6) Patience is a virtue – One of the biggest temptations when it comes to betting on golf is to cash out your bet too early. If you are waiting up to four days for a bet to settle, it can be appealing to take the money and run when a cash out option is presented to you on the back of a promising opening day’s play from your pick. While these cash outs do give bettors the chance to secure profit, they are a great way for bookmakers to claw back their potential losses, so be prepared to stick to your guns and don’t be afraid to play the long game for those higher returns.
7) Track your bets – This is especially important if you are just making your first steps into betting on golf. As you’re starting out, you’re sure to be experimenting with various different markets and bets, to see which ones you get the best return on. Bettors tend to have great memories of what markets they win on, but can often be more forgetful when it comes to picking out the patterns in their losing bets. Tracking your bets will ensure you identify your mistakes as early as possible and allow you to eradicate them before they cause long-term bankroll damage.
8) Set your own odds and sniff out the value – This takes us back to a Betting.com favourite that is value betting, which is where a punter will put together their own odds, based off their own calculations and hunches, and compare those odds with those provided by the bookmaker. If there is a large disparity between the odds you have listed and the bookie’s odds, then you have what you would call a value bet. This strategy can often unearth some hidden gems that can go on and secure some huge profits.
9) Tournament winner bets for show, each-way bets for dough – If you’re entering the golf betting world via football or tennis betting, for example, the most natural bets to dip into will probably be the Tournament Winner markets, as they’re the easiest to understand and often carry the highest potential returns. While these bets provide the biggest rush when they come in, more often than not, they won’t, and these bets should not form the foundation of your overall golf betting strategy. Instead, try to use your knowledge to pick out the much safer each-way and top ten bets. Those markets are generally much less erratic, and it means you will benefit from backing consistent performers that are in form. A golfer could go months without winning a tournament but be in great playing form, and the best way to maximize your returns from that purple patch is to bet smarter.
10) Pictures tell a tale – Try to make sure you are only betting on tournaments that you can watch. Not only is it more entertaining to be able to watch your bet unfold, you can pick up changes in weather, momentum and other factors that can sometimes seem insignificant, but if leveraged correctly, can be capitalised on in the form of profitable in-play bets.

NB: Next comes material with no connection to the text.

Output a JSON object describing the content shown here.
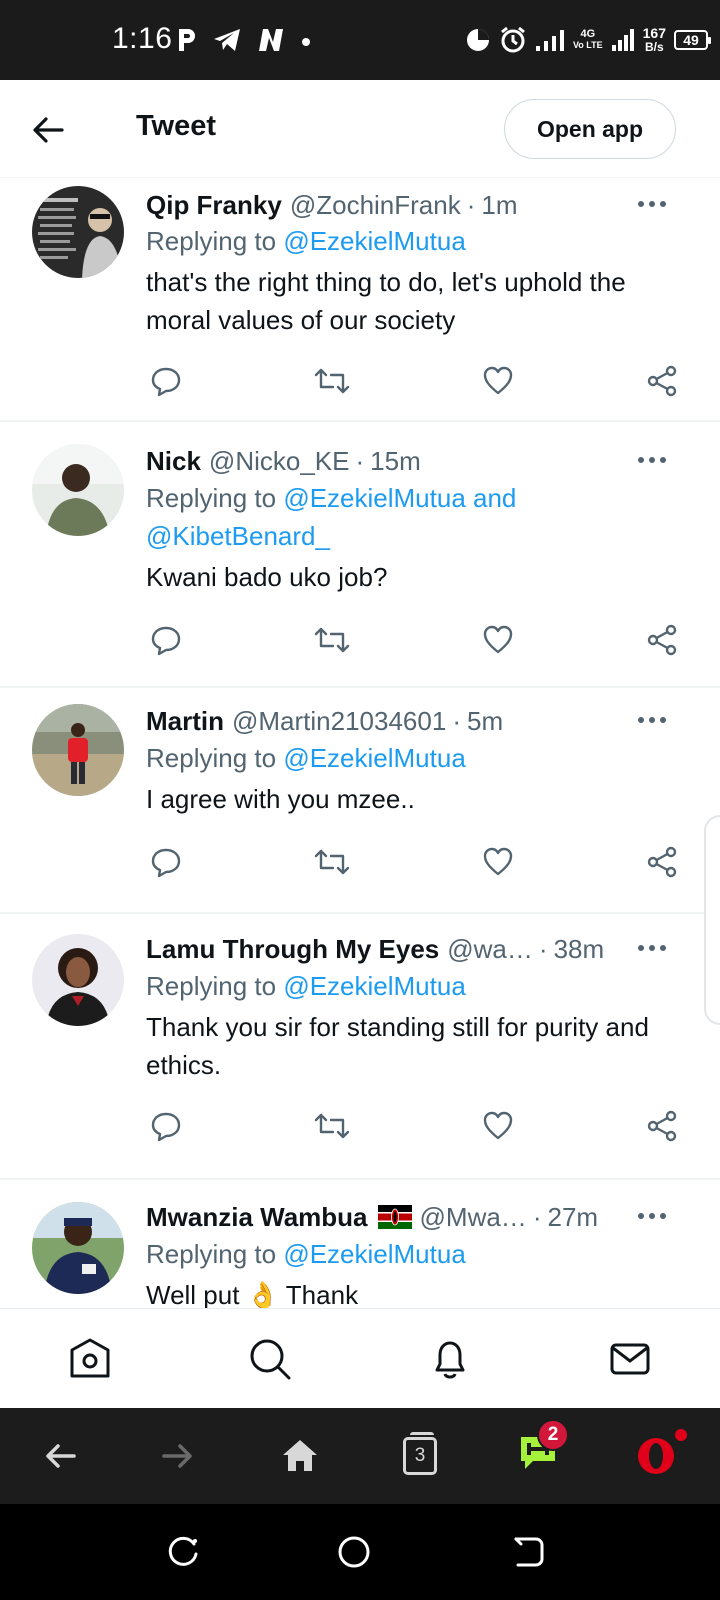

If the wind strength picks up, you may be tempted to cash in a bet to avoid sudden gusts blowing away your chances, or a player could be choking on the back nine as he/she closes on victory. If that’s the case, you have the perfect chance to lay the player on a betting exchange and reap some lucrative rewards.
The prestige of golf means that it will always sit amongst the top table of sports to bet on, and the amount of money that continues to be invested into the game means that the sport is only going to improve as a spectacle, which ultimately will lead to more exciting markets in the future. The emergence of the women’s game, and the general tip-top shape of the men’s tours makes golf a great avenue for bettors who are looking for a different sport to invest in.